    • krishnaReply
      May 3, 2009 at 4:02 pm

      Thanks for the kudos, George! I, too, still have my cassettes and CDs. I prefer to think of them as my back-ups should my hard drives die a premature death.

  • tonzillaReply
    May 3, 2009 at 2:48 pm

    About a year ago, I saw a turntable with a USB connection. I laughed for a good ten minutes.

    • krishnaReply
      May 3, 2009 at 4:03 pm

      LOL – I wonder who that is being marketed towards. The best of both worlds? Analog *and* digital haha :)

  • KeetReply
    May 3, 2009 at 7:31 pm

    Mine are LPs, many inherited with classical music & old popular/rag/jazz music which is not available on CD as far as I can tell. Also some 45s of hits when I grew up & some cassettes acquired when I went to college & there was no space for LPs or a recordplayer. Now I’ve added a fewMP3s. Frankly, I’m a consumer of analog music for the most part. I don’t like the digital LPs & cassettes. I can hear the difference in most of them when they are from analog (violins, pianos, harps & flutes as opposed to electric guitars, moogs & the like) between alive performance & what turns up on the recording. Best I can discribe it is that it shaves off a lot of the expression in romantic music an any music requiring “feeling”, most pronounced when the work requires a singer. (Having been a vocalist, voice is what my ear hears most crititically) I don’t buy into the “digital produced better over all sound quality” party line put out by the record companies. Comparison to carefully crafted older records shows that is a flat out lie. The recording companies had no practical competition for a period of years once consumer recording record players were no longer available and they started requiring sales of blanks first by the 100 then raised the minimum sales amount thereafter–no starting your own record company in your garage any more. No competition meant those who wanted fine reproduction had no place to go & the corporates didn’t spend the money to keep up the standards. Corporates also tended to limit the variety of music available, too. ::mumbles under breath as the author has a fondness for things ranging from steel drum music to “Cowboy in a Continental Suit) & other humor to hawaiian to braziilian to tyrolean folk to persian classics to scottish bagpipe musics etc. etc. & has had years of trouble feeding it’s eclectic auditory habits::
    I also have some CDs, as that’s the most permanent format currently available, grumbling all the while about digital’s limitations. I want something permanent I can stash away so another generation can enjoy the vast variety even when the inevitable hard drive crashes come.

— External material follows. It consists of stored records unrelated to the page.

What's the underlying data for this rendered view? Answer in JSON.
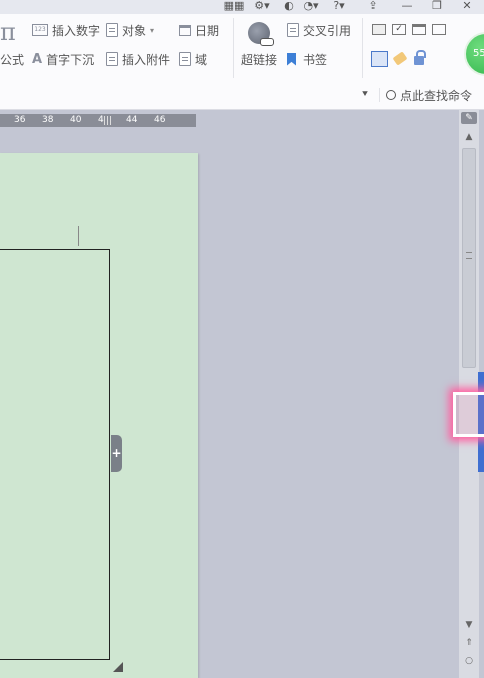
{
  "titlebar": {
    "icons": [
      "grid-icon",
      "settings-icon",
      "shield-icon",
      "help-icon",
      "upload-icon",
      "minimize-icon",
      "restore-icon",
      "close-icon"
    ]
  },
  "ribbon": {
    "pi_symbol": "π",
    "formula_label": "公式",
    "insert_number": "插入数字",
    "object_label": "对象",
    "date_label": "日期",
    "dropcap_label": "首字下沉",
    "insert_attachment": "插入附件",
    "field_label": "域",
    "hyperlink_label": "超链接",
    "crossref_label": "交叉引用",
    "bookmark_label": "书签",
    "search_label": "点此查找命令",
    "badge_value": "55"
  },
  "ruler": {
    "numbers": [
      "36",
      "38",
      "40",
      "4",
      "44",
      "46"
    ]
  },
  "page": {
    "add_symbol": "+"
  },
  "colors": {
    "page_bg": "#cfe6d1",
    "workspace_bg": "#c3c6d3",
    "accent_pink": "#ff5fa0",
    "badge_green": "#2fb44a"
  }
}
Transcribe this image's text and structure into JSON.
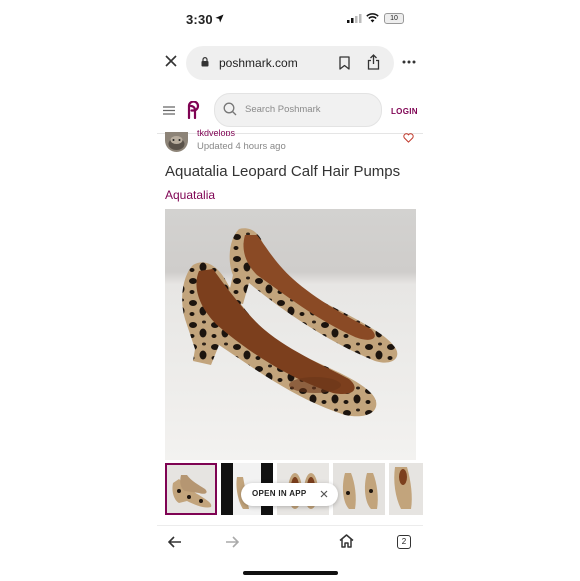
{
  "status_bar": {
    "time": "3:30",
    "battery": "10"
  },
  "browser": {
    "url": "poshmark.com",
    "tab_count": "2"
  },
  "site": {
    "search_placeholder": "Search Poshmark",
    "login_label": "LOGIN",
    "brand_color": "#7f0353"
  },
  "listing": {
    "seller": "tkdvelops",
    "updated": "Updated 4 hours ago",
    "title": "Aquatalia Leopard Calf Hair Pumps",
    "brand": "Aquatalia"
  },
  "open_in_app": {
    "label": "OPEN IN APP"
  },
  "icons": [
    "location-arrow-icon",
    "signal-icon",
    "wifi-icon",
    "battery-icon",
    "close-icon",
    "lock-icon",
    "bookmark-icon",
    "share-icon",
    "more-icon",
    "menu-icon",
    "poshmark-logo",
    "search-icon",
    "heart-icon",
    "back-icon",
    "forward-icon",
    "home-icon",
    "tabs-icon"
  ]
}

    Chirp, yes the bird has a Lot of musical recordings & wishes Amazon would clean up their act. Once upon a time I sent an inquiring email. I informed them I was looking for “sheet music” ( musical notation printed on paper for a particular instrument with words so I could play it myself & scare the gophers in the garden by singing too) I got the oddest reply….They told me they occasionally had LPs briefly after an album was released, the text indicated it was either form reply or the person making it hadn’t the slightest idea what sheet music was. I explained what sheet music was in a reply but they never replied back. I guess they don’t cary it. Where’s the next generation of musicians going to come from if one can’t get sheet music???? Anyway, Amazon has gotten less of my hard earned cash than they otherwise might have.

  • Lynn K. FletcherReply
    May 4, 2009 at 6:59 am

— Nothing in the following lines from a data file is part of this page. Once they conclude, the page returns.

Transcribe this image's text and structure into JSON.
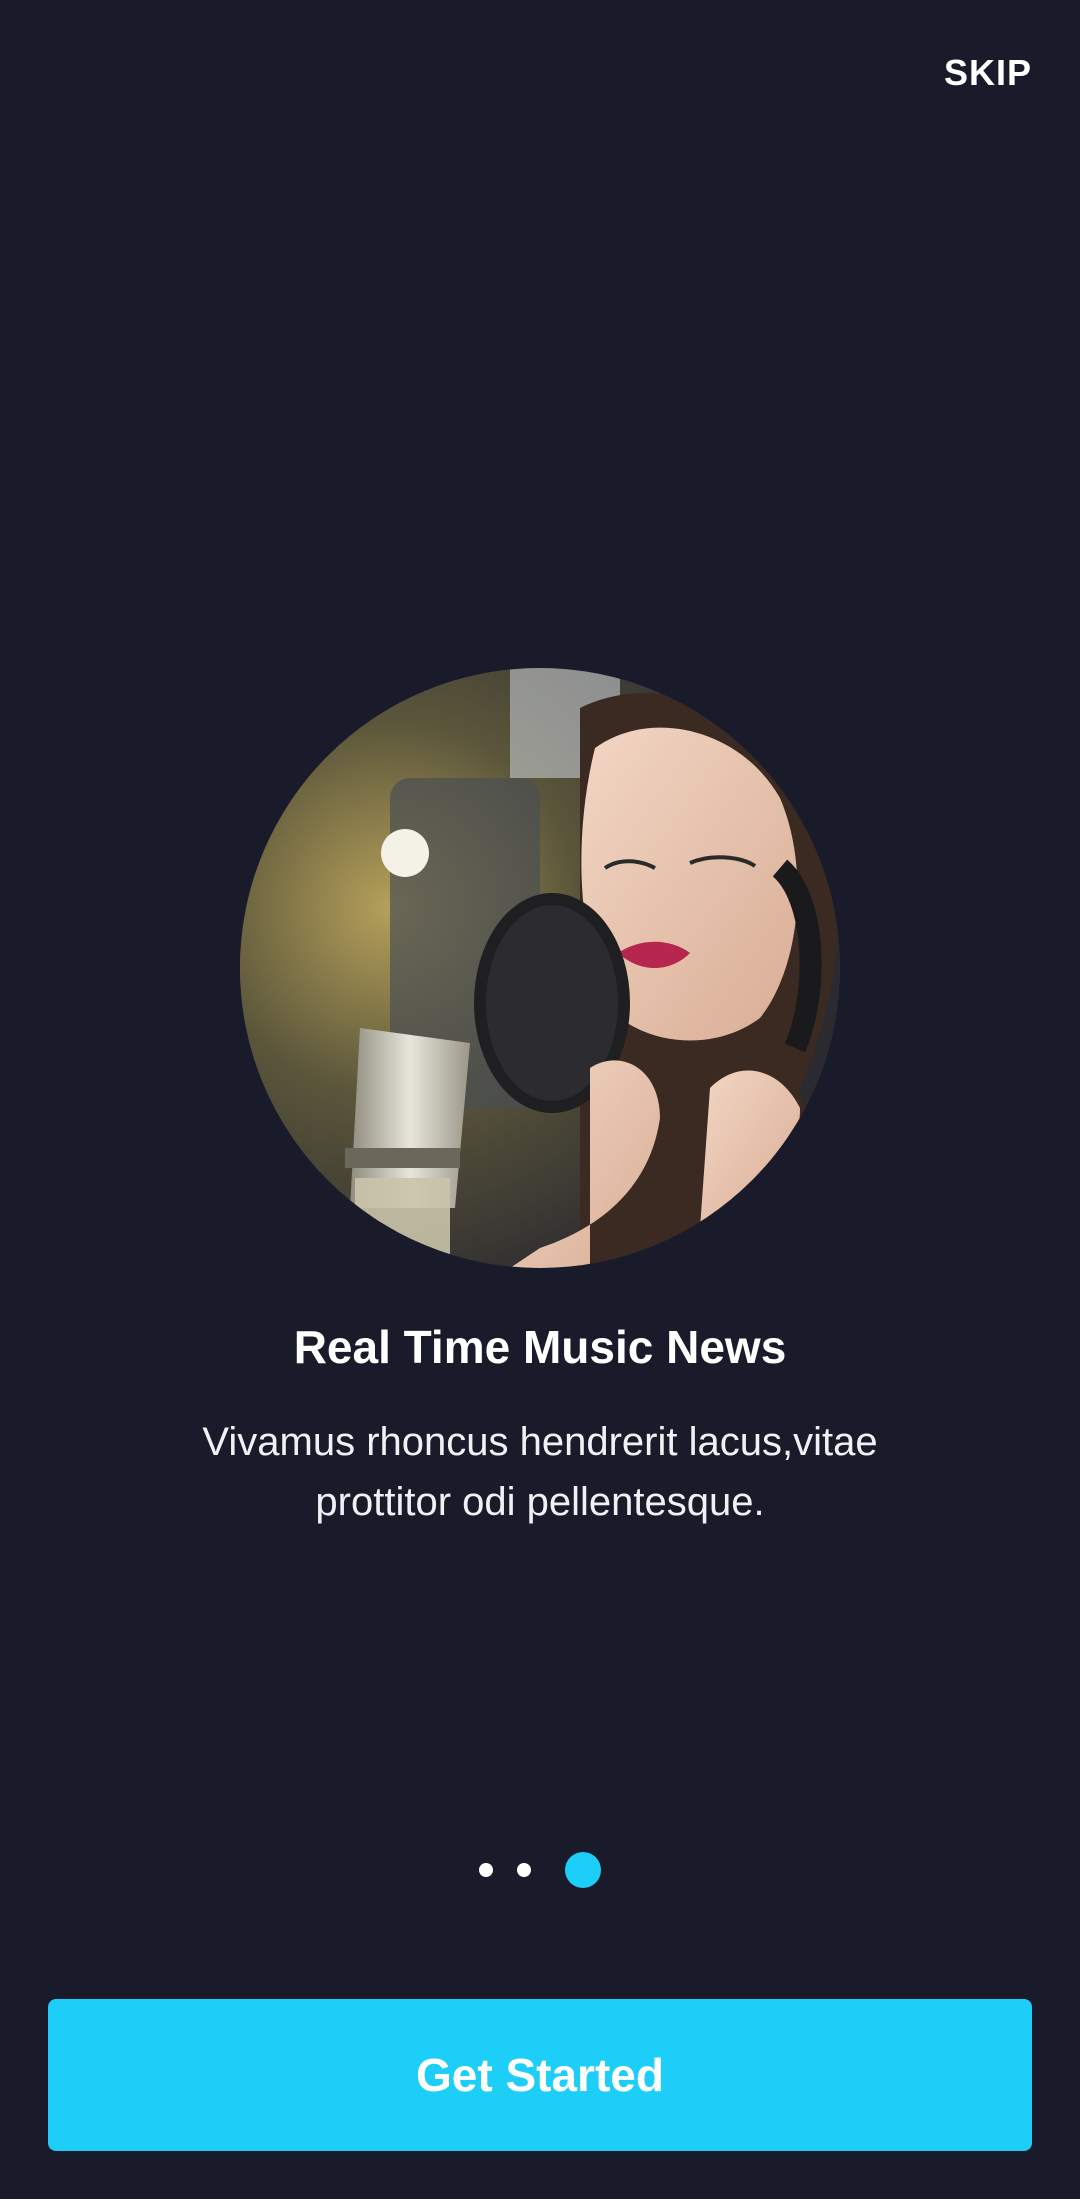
{
  "header": {
    "skip_label": "SKIP"
  },
  "hero": {
    "image_description_icon": "woman-singing-into-microphone-image"
  },
  "content": {
    "title": "Real Time Music News",
    "subtitle": "Vivamus rhoncus hendrerit lacus,vitae prottitor odi pellentesque."
  },
  "pager": {
    "total": 3,
    "active_index": 2
  },
  "footer": {
    "cta_label": "Get Started"
  },
  "colors": {
    "background": "#1a1b2a",
    "accent": "#1dcff8",
    "text": "#ffffff"
  }
}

    We still buy LPs at my house, but usually from garage sales. My husband bought a great Technics turntable and scratches with them to go over his digital music. Pretty cool.

  • Sam KerbyReply
    May 4, 2009 at 10:33 am

    Scratches?!?! Why that is something your dumb drunk friend does at the party when he thinks he knows how to change the record….hehe, just kidding. Yes I’m of the “older” generation these days, still love my records. But i’ve got most of all my albums on cd now, so i’ve learned to rip them to mp3 and thats what i listen to now. Still not as great sounding as an awesome stereo system with vinyl!!!!

Tell me what you think!